The final point, Tremont’s new instructions, requires a section all on its own, specifically because none of the new instructions are supported in Lakefield.
What’s Missing in Lakefield
One of the biggest issues with a heterogeneous processor design is software. Even if we go beyond the issues that come with scheduling a workload on such a device, the problem is that most programs are designed to work on whatever microarchitecture they were written for. Generic programs are meant to work everywhere, while big publishers will write custom code for specific optimizations, such as if AVX-512 is detected, it will write AVX-512.
The hair-pulling out moment occurs when a processor has two different types of CPU core involved, and there is the potential for each of them to support different instructions or commands.

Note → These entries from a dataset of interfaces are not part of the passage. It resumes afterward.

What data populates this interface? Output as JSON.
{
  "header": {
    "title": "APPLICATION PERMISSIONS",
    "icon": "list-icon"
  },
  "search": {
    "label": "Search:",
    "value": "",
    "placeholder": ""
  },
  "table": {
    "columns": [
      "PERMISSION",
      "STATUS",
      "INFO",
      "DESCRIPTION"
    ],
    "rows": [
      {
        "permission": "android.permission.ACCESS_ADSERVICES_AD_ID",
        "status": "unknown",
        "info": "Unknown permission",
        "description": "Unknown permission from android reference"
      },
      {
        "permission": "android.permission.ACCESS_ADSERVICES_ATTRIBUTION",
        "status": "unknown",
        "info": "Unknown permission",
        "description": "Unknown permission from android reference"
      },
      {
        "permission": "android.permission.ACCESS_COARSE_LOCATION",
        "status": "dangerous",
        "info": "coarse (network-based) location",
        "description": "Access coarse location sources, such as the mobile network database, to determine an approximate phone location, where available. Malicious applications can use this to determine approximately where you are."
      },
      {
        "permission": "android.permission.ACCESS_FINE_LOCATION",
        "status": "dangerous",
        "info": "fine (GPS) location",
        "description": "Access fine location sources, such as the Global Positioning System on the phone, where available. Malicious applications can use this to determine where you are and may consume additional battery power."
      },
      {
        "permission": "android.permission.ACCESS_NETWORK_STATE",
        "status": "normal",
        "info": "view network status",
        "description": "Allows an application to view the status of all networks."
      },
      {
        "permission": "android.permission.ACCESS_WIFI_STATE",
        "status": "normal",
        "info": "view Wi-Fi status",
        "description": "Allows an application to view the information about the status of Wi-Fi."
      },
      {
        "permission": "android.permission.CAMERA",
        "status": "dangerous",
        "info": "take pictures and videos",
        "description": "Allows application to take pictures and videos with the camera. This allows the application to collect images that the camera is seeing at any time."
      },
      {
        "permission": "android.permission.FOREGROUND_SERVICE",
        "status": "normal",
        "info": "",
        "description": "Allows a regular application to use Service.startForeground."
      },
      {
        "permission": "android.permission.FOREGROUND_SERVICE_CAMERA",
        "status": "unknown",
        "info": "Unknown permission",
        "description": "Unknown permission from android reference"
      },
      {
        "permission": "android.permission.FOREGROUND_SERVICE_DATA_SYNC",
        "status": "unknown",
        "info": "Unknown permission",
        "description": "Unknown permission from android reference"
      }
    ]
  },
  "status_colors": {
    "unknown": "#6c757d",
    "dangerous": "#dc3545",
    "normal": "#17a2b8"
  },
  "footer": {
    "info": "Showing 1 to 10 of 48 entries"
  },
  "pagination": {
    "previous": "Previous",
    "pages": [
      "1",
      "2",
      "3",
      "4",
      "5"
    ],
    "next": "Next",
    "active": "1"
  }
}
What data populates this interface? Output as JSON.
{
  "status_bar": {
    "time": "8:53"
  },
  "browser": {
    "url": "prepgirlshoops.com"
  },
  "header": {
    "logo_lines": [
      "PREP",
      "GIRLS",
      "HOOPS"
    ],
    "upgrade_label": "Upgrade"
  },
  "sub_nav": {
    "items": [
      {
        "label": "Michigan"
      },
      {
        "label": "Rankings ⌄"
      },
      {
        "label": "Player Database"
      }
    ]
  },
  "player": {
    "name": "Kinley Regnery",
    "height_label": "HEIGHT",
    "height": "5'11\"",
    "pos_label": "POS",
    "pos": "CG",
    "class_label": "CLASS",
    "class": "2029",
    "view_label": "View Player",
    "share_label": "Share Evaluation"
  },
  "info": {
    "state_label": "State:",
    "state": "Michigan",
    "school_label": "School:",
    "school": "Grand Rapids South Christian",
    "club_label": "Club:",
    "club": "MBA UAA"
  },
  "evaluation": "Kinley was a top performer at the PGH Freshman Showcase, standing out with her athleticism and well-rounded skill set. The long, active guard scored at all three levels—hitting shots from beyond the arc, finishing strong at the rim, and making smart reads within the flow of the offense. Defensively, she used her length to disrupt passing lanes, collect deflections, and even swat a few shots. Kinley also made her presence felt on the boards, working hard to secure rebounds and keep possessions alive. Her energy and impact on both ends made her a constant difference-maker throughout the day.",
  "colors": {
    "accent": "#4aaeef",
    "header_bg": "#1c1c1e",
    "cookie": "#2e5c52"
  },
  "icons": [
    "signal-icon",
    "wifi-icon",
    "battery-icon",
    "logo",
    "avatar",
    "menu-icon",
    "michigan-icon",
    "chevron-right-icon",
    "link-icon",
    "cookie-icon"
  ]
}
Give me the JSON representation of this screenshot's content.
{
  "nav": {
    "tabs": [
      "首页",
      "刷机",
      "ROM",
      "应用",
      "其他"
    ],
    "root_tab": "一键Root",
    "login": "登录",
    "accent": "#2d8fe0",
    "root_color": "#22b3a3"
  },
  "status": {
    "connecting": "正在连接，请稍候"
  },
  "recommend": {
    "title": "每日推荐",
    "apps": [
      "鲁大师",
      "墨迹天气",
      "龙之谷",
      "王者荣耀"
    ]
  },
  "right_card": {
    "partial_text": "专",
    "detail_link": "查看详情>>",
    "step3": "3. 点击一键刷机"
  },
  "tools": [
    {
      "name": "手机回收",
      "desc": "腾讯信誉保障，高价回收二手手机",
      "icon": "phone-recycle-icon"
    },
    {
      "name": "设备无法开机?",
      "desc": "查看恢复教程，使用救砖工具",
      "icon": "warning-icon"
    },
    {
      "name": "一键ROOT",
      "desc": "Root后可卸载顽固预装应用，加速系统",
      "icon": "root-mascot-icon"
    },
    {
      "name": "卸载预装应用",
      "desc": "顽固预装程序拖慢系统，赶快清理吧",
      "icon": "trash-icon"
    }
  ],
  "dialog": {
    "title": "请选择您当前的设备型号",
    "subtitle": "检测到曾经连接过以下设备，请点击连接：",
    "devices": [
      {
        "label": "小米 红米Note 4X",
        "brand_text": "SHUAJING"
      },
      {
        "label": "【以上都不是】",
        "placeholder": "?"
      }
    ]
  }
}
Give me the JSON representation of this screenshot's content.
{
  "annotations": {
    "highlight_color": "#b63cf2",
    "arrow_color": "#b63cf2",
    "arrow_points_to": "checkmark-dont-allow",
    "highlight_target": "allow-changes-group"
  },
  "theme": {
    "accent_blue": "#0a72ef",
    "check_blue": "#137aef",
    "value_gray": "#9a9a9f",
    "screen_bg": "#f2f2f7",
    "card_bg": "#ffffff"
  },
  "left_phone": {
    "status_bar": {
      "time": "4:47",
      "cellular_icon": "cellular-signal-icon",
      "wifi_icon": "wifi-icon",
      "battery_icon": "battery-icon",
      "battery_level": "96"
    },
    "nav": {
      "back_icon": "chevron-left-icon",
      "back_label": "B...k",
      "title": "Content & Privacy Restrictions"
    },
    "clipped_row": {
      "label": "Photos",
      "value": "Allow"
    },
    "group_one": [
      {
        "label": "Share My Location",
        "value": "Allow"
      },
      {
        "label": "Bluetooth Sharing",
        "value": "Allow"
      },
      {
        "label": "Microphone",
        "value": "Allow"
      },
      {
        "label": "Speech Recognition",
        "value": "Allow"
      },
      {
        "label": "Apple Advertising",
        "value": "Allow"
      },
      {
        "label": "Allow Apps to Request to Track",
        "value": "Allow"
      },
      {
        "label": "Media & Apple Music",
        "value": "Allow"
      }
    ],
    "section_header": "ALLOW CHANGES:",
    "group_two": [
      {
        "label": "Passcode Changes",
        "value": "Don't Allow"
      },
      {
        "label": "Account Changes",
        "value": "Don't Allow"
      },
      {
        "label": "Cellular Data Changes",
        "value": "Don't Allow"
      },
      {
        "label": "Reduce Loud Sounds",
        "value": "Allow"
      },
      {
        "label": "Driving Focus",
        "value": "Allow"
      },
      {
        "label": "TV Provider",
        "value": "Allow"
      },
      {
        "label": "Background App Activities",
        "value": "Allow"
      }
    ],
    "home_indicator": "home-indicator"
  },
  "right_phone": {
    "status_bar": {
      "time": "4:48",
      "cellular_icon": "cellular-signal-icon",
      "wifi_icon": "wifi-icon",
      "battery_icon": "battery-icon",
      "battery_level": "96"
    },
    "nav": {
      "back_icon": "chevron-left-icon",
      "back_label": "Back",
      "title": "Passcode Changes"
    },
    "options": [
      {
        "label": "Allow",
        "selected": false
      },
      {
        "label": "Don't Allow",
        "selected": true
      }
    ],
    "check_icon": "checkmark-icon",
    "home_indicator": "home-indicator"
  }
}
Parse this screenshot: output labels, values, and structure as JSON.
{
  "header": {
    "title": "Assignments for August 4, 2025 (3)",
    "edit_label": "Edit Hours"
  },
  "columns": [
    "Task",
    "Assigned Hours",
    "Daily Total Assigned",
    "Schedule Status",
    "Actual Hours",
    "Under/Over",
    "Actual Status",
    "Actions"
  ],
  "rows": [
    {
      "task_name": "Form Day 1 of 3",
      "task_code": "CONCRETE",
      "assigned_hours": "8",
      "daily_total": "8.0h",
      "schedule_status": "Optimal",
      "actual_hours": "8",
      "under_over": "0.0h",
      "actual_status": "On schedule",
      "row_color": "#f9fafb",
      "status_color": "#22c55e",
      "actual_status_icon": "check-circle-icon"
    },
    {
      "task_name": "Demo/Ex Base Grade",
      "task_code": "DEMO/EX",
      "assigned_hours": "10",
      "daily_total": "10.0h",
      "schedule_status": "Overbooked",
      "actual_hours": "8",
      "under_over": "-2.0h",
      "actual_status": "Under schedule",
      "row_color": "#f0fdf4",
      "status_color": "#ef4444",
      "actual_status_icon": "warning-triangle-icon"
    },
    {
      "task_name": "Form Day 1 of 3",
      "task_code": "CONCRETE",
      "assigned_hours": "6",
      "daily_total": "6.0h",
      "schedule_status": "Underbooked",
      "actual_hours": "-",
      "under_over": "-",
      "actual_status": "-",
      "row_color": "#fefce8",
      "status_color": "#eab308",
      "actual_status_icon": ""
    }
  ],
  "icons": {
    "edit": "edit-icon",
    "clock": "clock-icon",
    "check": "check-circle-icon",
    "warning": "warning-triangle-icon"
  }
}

Typically the scheduler makes no guarantee that software will run on any given core, so for example if you had some code written for AVX-512, it would happily run on an AVX-512 enabled core, but cause a critical fault on a core that doesn’t have AVX-512. The core won’t even know it’s an AVX-512 instruction until it comes time to decode it, and just throw an error when that happens. Not only this, but the scheduler has the right to move a thread when it needs to – if it moves a thread in the middle of an instruction stream, that can cause errors too. The processor could also move a thread to prevent thermal hotspots occurring, which will then cause a fault.
There could be a situation where the programmer can flag that their code has specific instructions. In a program with unique instructions, there’s very often a check that tries to detect support, in order to say to itself something like ‘AVX512 will work here!’. However, all modern software assumes a homogeneous processor – that all cores will support all of the same instructions.
It becomes a very chicken and egg problem, to a certain degree.
The only way out of this is that both processors in a hybrid CPU have to support the same instructions completely. This means that we end up with the worst of both worlds – only instructions supported by both can be enabled. This is the lowest common denominator of the two, and means that in Lakefield we lose support for AVX-512 on Sunny Cove, but also things like GFNI, ENCLV, and CLDEMOTE in Tremont (Tremont is actually rather progressive in its instruction support).
Knowing that Lakefield was going to have to take the lowest common denominator from the two core designs, Intel probably should physically removed the very bulky AVX-512 unit from the Sunny Cove core. Looking at the die shot, it's still there - there was some question going into the recent disclosures as to whether it would still be there, but Intel has stated on the record repeatedly that they removed it. The die shot of the compute silicon shows that not to be the case.
For x86 programmers doing instruction detection by code name or core family, this might have to change. In the smartphone world, where 4+4 processor designs are somewhat the norm, this lowest common denominator issue has essentially been universally adopted. There was some slight issue with a Samsung processor that had a non-unified cache setup, which ended up being rectified in firmware. But both sets of CPUs had to rely on lowest common denominator instructions.